The POMS is a handbook of Social Security regulations and is the primary source of information used by SSA personnel and other professionals to help them uniformly process SSD claims and determine eligibility. A public version, minus sensitive content, is available from the SSA.
See Supplemental Security Income
Substantial Gainful Activity (SGA)
Substantial Gainful Activity (SGA) is part of Social Security’s definition of disability and is the level of work activity that indicates a claimant is not disabled as defined by the SSA. No matter how severe your condition may be, you are not be eligible for SSD benefits if you are able to earn “substantial” income from part-time or full-time “gainful” activity. The amount of earnings the SSA considers substantial is subject to several factors. In 2012 “substantial earnings” for a blind SSD claimant is $1,690 per month; while for non-blind claimants, $1,010 per month is usually considered substantial. Other factors are considered for the self-employed and countable income of the blind may be reduced by work expenses before determining whether earnings are substantial. For a more complete discussion of Social Security’s definition of disability, visit “What Is Disability According to Social Security Disability Law?” For a discussion of substantial gainful activity as it relates to getting disability benefits while working, see “Can I Keep Getting Benefits When I am Working on Social Security Disability?”
Supplemental Security Income (SSI)
Supplemental Security Income is a federal public assistance program for disabled adults and children and for individuals age sixty-five or over. SSI is administered by the Social Security Administration, but it is financed by general revenues, not by the Social Security Trust Fund. Work credits are not required. Non-medical eligibility depends on having income and assets below a certain amount and on whether you live in an institution and, if so, who pays the bill. Learn more about SSI from our article “What is Supplemental Security Income Disability—Also Known as SSI—and How Is It Different from Social Security Disability Insurance, Which Is Known as SSDI or SSD?”
Survivors or Family Benefits
Survivor benefits are benefits paid to the family of a deceased worker. Disabled survivor benefits are paid to disabled widows and widowers age fifty or older who became disabled within seven years of the death of the wage earner or within a specified timeframe of being entitled on the wage earners account. Depending when re-marriage occurred, being married may be a barrier to eligibility. Survivor benefits are also payable to disabled adult children who became disabled before age twenty-two and with few exceptions are unmarried.
Wage Earner (Worker)
A wage earner is an individual who has worked in Social Security-covered employment and who has applied for benefits on his or her own earnings record.
Social Security’s benefit waiting period is the period for which benefits are not paid. The waiting period is the first five full calendar-months of disability. If disability begins on the first or second day of a month, that month is counted as the first of the five months.
Work Credits, AKA Quarters of Coverage

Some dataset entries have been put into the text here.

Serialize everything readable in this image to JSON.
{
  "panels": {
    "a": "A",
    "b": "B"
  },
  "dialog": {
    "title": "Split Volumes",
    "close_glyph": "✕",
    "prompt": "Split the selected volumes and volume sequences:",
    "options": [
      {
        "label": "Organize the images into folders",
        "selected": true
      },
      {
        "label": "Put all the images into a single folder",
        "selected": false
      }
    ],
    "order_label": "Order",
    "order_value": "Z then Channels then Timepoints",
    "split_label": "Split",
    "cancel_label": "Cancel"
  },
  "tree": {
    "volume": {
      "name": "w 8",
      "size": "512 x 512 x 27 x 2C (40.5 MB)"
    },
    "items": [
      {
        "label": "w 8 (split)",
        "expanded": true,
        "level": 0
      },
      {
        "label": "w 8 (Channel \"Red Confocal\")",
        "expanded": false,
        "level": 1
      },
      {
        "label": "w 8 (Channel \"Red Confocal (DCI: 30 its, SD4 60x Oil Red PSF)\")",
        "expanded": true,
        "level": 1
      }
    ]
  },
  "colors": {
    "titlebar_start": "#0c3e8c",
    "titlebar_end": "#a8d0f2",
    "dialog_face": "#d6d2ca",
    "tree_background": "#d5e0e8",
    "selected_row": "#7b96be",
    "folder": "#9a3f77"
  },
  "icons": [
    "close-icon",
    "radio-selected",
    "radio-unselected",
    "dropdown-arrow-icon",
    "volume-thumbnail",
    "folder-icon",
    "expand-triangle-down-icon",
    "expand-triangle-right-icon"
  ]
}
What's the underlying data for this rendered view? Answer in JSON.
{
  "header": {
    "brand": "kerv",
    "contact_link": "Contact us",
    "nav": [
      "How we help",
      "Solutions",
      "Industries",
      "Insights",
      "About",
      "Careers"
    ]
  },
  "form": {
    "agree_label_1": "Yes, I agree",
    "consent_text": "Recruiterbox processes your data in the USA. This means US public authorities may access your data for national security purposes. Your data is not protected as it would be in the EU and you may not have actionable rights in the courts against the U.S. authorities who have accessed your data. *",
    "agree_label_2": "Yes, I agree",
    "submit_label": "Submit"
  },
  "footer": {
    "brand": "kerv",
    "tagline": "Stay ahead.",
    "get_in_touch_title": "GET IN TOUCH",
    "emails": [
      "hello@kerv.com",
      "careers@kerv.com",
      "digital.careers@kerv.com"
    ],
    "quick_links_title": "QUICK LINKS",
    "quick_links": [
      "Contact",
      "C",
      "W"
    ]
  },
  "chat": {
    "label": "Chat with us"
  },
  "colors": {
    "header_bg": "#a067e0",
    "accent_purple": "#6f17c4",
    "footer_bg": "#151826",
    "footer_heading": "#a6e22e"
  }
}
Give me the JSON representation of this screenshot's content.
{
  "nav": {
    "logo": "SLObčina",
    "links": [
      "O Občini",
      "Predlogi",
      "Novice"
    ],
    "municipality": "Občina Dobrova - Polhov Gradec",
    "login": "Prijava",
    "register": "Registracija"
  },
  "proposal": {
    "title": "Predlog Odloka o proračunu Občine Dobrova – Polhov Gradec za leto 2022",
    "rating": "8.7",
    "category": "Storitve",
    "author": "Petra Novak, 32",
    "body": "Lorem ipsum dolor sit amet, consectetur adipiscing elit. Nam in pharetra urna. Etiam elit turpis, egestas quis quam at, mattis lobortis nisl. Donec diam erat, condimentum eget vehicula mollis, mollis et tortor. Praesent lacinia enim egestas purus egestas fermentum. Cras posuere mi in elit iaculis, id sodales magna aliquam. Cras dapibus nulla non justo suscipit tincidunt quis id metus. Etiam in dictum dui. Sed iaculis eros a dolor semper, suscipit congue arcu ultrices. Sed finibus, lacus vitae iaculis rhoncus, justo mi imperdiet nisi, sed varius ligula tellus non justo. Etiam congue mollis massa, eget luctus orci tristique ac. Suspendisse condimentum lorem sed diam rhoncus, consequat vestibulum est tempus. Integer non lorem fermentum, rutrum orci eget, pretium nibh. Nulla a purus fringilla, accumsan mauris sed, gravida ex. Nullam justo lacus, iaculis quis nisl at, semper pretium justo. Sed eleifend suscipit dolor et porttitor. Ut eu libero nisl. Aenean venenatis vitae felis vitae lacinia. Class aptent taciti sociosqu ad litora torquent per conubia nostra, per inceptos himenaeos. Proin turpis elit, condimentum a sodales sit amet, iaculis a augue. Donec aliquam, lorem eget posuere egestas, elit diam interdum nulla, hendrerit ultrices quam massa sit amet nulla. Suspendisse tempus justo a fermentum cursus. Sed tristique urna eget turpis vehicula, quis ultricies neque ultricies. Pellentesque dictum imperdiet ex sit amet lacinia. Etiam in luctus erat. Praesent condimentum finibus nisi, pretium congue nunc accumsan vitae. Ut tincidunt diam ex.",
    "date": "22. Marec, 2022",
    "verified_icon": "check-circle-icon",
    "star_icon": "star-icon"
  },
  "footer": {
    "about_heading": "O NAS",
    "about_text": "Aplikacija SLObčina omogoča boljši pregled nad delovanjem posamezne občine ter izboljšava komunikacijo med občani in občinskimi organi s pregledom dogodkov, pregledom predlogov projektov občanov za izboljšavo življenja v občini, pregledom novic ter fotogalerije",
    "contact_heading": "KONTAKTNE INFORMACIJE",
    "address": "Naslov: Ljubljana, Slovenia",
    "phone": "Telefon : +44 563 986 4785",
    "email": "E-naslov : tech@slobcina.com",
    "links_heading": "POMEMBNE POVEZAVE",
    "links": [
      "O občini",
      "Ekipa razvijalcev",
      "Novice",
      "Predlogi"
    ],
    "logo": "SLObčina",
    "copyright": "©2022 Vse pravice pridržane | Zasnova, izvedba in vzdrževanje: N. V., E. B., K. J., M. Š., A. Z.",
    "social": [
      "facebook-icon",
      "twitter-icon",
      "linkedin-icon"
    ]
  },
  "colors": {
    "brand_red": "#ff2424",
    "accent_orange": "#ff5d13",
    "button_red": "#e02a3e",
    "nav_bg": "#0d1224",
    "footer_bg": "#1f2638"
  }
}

The right to receive Social Security benefits for yourself and your family is earned by working in Social Security-taxed jobs and earning enough work credits to be covered for benefits. A certain dollar amount of earnings, which increases with increases in the Consumer Price Index, is required to earn one credit or quarter of coverage. The number of credits required for disability benefits depends on the age of the claimant.